* **PROBLEM STATEMENT**: Copy out each line of the material in which the word "JSON" appears.

==== DATA EXCERPTS

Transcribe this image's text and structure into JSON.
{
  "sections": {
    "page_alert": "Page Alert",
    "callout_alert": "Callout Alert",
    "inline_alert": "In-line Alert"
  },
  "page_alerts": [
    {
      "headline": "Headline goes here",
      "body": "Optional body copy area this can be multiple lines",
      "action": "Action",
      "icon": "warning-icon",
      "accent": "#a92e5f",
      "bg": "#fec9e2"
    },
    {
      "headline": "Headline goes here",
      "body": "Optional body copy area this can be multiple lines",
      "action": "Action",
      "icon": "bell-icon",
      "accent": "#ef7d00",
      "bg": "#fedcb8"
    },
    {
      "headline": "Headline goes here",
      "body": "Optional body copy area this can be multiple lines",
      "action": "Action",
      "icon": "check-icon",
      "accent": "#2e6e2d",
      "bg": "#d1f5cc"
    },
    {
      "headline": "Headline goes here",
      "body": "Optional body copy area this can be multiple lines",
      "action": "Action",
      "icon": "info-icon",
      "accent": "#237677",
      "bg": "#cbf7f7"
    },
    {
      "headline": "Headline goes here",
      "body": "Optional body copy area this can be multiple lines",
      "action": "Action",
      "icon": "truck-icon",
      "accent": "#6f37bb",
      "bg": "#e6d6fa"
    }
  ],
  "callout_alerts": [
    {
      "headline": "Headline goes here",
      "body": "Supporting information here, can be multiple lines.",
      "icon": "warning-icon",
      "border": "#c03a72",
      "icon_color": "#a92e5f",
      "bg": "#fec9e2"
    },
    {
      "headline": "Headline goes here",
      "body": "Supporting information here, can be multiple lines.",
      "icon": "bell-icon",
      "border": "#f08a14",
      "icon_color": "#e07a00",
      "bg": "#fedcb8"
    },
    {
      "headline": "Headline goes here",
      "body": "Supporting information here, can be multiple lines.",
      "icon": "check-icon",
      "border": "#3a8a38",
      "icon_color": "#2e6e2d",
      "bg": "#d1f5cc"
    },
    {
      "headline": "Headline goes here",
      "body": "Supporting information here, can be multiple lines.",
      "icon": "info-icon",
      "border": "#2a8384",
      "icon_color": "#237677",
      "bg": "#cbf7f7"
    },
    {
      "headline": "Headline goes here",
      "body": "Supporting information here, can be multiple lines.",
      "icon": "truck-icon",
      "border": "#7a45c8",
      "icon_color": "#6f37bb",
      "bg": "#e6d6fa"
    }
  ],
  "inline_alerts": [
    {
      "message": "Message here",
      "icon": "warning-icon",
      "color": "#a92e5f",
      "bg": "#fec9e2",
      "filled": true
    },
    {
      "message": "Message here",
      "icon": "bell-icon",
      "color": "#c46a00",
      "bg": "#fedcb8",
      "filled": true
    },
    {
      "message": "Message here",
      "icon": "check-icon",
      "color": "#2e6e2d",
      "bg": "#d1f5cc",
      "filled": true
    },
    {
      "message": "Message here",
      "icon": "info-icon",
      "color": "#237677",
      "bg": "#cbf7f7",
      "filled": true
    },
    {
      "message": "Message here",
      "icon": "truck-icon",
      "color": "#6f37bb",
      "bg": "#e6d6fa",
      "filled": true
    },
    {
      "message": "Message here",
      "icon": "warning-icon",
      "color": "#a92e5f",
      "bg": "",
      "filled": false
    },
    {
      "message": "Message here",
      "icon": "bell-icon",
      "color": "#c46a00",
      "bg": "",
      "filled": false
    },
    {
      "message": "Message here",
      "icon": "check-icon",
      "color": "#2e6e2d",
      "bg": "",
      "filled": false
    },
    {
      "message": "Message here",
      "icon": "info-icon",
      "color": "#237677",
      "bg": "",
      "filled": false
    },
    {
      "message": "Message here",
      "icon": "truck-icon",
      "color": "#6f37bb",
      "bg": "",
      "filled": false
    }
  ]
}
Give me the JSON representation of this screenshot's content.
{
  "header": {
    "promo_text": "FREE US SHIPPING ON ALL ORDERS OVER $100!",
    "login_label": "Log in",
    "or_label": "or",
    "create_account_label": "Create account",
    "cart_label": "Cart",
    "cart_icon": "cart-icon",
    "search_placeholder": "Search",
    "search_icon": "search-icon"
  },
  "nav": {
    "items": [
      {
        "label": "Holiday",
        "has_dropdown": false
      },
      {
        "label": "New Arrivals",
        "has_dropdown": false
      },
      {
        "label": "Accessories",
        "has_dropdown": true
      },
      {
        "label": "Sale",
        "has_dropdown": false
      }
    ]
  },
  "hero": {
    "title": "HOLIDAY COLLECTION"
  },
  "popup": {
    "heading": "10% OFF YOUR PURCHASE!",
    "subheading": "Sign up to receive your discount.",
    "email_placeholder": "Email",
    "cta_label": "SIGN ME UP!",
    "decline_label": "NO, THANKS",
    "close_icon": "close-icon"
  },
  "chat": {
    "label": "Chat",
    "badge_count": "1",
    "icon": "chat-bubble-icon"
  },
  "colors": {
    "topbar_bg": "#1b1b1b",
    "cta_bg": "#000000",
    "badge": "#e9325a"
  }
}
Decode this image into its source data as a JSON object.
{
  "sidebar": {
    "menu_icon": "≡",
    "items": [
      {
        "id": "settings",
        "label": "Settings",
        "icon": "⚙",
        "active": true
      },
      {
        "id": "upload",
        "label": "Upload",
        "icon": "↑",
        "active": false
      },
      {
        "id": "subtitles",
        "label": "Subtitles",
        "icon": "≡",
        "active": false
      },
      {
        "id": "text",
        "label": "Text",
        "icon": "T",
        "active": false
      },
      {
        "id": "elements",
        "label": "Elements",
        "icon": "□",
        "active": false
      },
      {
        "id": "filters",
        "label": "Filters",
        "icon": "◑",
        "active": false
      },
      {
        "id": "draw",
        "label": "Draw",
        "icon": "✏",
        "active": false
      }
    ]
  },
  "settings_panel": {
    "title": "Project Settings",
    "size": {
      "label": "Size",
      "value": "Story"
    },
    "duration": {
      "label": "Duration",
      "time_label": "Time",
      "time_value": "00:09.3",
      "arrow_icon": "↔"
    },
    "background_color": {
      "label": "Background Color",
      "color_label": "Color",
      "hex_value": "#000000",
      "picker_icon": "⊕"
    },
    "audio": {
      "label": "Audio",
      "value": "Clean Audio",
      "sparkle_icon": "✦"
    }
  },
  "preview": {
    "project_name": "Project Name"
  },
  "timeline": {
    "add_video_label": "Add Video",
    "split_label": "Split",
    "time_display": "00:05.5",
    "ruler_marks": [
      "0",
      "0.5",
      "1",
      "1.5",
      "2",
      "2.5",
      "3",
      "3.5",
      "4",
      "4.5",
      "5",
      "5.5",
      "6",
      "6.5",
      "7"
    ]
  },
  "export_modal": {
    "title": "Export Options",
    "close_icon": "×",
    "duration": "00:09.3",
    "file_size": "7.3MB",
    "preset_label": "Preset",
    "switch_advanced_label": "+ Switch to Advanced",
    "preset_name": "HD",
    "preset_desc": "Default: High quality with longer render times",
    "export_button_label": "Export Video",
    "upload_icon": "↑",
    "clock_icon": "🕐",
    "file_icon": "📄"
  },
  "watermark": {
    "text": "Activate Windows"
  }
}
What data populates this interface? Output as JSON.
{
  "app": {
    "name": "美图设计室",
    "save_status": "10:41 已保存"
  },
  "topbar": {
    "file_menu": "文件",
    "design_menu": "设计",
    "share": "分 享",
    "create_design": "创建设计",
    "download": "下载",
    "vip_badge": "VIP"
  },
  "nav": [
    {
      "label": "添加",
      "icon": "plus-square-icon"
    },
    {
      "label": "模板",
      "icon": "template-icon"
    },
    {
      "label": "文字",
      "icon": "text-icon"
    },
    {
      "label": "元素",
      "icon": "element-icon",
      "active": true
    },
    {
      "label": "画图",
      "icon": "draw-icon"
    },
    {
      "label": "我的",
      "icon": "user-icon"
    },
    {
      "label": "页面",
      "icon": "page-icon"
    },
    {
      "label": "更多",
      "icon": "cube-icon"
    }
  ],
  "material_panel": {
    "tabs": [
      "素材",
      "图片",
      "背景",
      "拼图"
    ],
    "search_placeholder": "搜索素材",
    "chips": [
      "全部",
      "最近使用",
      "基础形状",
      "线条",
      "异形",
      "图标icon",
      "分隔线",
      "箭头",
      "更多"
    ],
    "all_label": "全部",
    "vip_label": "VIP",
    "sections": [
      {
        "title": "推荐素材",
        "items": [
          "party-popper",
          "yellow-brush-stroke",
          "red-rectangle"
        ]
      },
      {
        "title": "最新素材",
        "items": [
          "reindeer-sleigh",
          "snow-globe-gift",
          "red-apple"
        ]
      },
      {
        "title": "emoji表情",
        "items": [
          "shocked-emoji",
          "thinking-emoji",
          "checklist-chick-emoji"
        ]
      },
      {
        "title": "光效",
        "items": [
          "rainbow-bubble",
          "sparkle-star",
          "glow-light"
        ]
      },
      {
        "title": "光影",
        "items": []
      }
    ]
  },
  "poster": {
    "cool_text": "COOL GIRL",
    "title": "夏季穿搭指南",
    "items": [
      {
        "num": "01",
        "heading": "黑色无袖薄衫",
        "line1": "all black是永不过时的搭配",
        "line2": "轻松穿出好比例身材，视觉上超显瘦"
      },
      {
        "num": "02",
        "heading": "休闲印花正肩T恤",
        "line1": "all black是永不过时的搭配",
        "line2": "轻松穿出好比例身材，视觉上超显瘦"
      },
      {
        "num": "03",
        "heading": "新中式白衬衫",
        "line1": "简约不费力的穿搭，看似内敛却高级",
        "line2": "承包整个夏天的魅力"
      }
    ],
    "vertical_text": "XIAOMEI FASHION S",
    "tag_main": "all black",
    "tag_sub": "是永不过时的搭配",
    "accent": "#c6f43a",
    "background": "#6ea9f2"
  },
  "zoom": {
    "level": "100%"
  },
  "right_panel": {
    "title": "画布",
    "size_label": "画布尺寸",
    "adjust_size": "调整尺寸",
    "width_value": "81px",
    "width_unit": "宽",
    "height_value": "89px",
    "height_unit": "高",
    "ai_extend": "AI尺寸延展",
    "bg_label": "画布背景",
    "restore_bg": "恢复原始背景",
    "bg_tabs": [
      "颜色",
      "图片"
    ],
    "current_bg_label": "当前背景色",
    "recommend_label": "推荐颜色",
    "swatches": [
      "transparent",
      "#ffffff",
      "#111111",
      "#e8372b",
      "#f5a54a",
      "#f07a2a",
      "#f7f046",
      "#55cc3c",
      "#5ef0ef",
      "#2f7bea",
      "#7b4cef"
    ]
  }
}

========

* **SOLUTION TO THIS TASK**:
Transcribe this image's text and structure into JSON.
Give me the JSON representation of this screenshot's content.
Decode this image into its source data as a JSON object.
What data populates this interface? Output as JSON.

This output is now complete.